- [MATERIAL TO PROCESS]:
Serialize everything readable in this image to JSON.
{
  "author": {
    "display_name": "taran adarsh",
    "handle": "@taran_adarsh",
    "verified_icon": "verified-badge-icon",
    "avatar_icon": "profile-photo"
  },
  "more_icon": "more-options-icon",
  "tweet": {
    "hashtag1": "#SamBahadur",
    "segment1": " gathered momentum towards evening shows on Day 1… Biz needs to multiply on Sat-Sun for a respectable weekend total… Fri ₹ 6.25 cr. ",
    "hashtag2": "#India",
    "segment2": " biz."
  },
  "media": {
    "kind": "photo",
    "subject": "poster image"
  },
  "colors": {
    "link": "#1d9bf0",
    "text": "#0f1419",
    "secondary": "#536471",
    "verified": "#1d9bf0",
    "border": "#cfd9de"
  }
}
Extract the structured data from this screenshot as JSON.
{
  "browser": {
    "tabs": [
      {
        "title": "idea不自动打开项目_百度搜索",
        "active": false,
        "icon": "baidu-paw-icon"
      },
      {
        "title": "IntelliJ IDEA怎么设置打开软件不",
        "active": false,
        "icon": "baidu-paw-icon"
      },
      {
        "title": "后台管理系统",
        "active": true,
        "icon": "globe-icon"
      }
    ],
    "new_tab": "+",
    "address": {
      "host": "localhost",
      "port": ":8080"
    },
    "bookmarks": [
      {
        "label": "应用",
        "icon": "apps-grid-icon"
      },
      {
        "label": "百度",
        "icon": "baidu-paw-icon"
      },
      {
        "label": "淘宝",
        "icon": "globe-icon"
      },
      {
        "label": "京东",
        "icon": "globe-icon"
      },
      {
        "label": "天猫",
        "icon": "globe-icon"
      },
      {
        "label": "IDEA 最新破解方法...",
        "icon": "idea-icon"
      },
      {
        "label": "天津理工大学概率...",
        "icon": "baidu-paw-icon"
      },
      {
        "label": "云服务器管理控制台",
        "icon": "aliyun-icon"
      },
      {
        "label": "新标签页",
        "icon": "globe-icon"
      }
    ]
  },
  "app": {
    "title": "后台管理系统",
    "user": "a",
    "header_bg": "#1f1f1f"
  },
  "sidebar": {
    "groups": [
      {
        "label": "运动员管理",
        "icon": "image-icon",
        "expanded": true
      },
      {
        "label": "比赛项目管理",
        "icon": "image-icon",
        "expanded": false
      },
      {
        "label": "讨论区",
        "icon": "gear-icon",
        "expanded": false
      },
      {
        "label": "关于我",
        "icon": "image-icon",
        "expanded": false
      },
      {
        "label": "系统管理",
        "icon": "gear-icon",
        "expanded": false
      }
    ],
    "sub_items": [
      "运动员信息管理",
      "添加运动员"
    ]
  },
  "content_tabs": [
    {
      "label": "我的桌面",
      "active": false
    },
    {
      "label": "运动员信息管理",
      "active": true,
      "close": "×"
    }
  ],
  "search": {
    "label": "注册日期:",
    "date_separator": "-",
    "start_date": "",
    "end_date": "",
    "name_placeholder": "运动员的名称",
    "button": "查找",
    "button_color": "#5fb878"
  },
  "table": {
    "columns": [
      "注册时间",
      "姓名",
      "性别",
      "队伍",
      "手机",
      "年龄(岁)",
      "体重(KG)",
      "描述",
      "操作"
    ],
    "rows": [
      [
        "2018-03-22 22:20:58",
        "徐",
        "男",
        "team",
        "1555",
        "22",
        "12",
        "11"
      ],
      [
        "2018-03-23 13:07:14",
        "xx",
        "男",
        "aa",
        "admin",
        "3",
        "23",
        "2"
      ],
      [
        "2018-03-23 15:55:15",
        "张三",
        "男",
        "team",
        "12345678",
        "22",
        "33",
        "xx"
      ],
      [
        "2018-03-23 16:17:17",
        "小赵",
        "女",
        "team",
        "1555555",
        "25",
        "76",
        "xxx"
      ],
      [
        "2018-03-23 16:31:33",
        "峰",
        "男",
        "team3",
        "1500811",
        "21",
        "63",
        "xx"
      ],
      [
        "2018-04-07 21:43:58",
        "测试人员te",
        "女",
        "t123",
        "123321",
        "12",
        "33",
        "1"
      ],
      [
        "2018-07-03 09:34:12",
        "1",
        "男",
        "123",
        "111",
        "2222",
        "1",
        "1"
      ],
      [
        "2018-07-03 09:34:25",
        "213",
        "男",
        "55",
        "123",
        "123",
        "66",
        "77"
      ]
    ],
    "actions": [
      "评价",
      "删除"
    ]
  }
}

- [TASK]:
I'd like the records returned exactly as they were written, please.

- [ANSWER SECTION]:
Serialize everything readable in this image to JSON.
{
  "author": {
    "display_name": "taran adarsh",
    "handle": "@taran_adarsh",
    "verified_icon": "verified-badge-icon",
    "avatar_icon": "profile-photo"
  },
  "more_icon": "more-options-icon",
  "tweet": {
    "hashtag1": "#SamBahadur",
    "segment1": " gathered momentum towards evening shows on Day 1… Biz needs to multiply on Sat-Sun for a respectable weekend total… Fri ₹ 6.25 cr. ",
    "hashtag2": "#India",
    "segment2": " biz."
  },
  "media": {
    "kind": "photo",
    "subject": "poster image"
  },
  "colors": {
    "link": "#1d9bf0",
    "text": "#0f1419",
    "secondary": "#536471",
    "verified": "#1d9bf0",
    "border": "#cfd9de"
  }
}
Extract the structured data from this screenshot as JSON.
{
  "browser": {
    "tabs": [
      {
        "title": "idea不自动打开项目_百度搜索",
        "active": false,
        "icon": "baidu-paw-icon"
      },
      {
        "title": "IntelliJ IDEA怎么设置打开软件不",
        "active": false,
        "icon": "baidu-paw-icon"
      },
      {
        "title": "后台管理系统",
        "active": true,
        "icon": "globe-icon"
      }
    ],
    "new_tab": "+",
    "address": {
      "host": "localhost",
      "port": ":8080"
    },
    "bookmarks": [
      {
        "label": "应用",
        "icon": "apps-grid-icon"
      },
      {
        "label": "百度",
        "icon": "baidu-paw-icon"
      },
      {
        "label": "淘宝",
        "icon": "globe-icon"
      },
      {
        "label": "京东",
        "icon": "globe-icon"
      },
      {
        "label": "天猫",
        "icon": "globe-icon"
      },
      {
        "label": "IDEA 最新破解方法...",
        "icon": "idea-icon"
      },
      {
        "label": "天津理工大学概率...",
        "icon": "baidu-paw-icon"
      },
      {
        "label": "云服务器管理控制台",
        "icon": "aliyun-icon"
      },
      {
        "label": "新标签页",
        "icon": "globe-icon"
      }
    ]
  },
  "app": {
    "title": "后台管理系统",
    "user": "a",
    "header_bg": "#1f1f1f"
  },
  "sidebar": {
    "groups": [
      {
        "label": "运动员管理",
        "icon": "image-icon",
        "expanded": true
      },
      {
        "label": "比赛项目管理",
        "icon": "image-icon",
        "expanded": false
      },
      {
        "label": "讨论区",
        "icon": "gear-icon",
        "expanded": false
      },
      {
        "label": "关于我",
        "icon": "image-icon",
        "expanded": false
      },
      {
        "label": "系统管理",
        "icon": "gear-icon",
        "expanded": false
      }
    ],
    "sub_items": [
      "运动员信息管理",
      "添加运动员"
    ]
  },
  "content_tabs": [
    {
      "label": "我的桌面",
      "active": false
    },
    {
      "label": "运动员信息管理",
      "active": true,
      "close": "×"
    }
  ],
  "search": {
    "label": "注册日期:",
    "date_separator": "-",
    "start_date": "",
    "end_date": "",
    "name_placeholder": "运动员的名称",
    "button": "查找",
    "button_color": "#5fb878"
  },
  "table": {
    "columns": [
      "注册时间",
      "姓名",
      "性别",
      "队伍",
      "手机",
      "年龄(岁)",
      "体重(KG)",
      "描述",
      "操作"
    ],
    "rows": [
      [
        "2018-03-22 22:20:58",
        "徐",
        "男",
        "team",
        "1555",
        "22",
        "12",
        "11"
      ],
      [
        "2018-03-23 13:07:14",
        "xx",
        "男",
        "aa",
        "admin",
        "3",
        "23",
        "2"
      ],
      [
        "2018-03-23 15:55:15",
        "张三",
        "男",
        "team",
        "12345678",
        "22",
        "33",
        "xx"
      ],
      [
        "2018-03-23 16:17:17",
        "小赵",
        "女",
        "team",
        "1555555",
        "25",
        "76",
        "xxx"
      ],
      [
        "2018-03-23 16:31:33",
        "峰",
        "男",
        "team3",
        "1500811",
        "21",
        "63",
        "xx"
      ],
      [
        "2018-04-07 21:43:58",
        "测试人员te",
        "女",
        "t123",
        "123321",
        "12",
        "33",
        "1"
      ],
      [
        "2018-07-03 09:34:12",
        "1",
        "男",
        "123",
        "111",
        "2222",
        "1",
        "1"
      ],
      [
        "2018-07-03 09:34:25",
        "213",
        "男",
        "55",
        "123",
        "123",
        "66",
        "77"
      ]
    ],
    "actions": [
      "评价",
      "删除"
    ]
  }
}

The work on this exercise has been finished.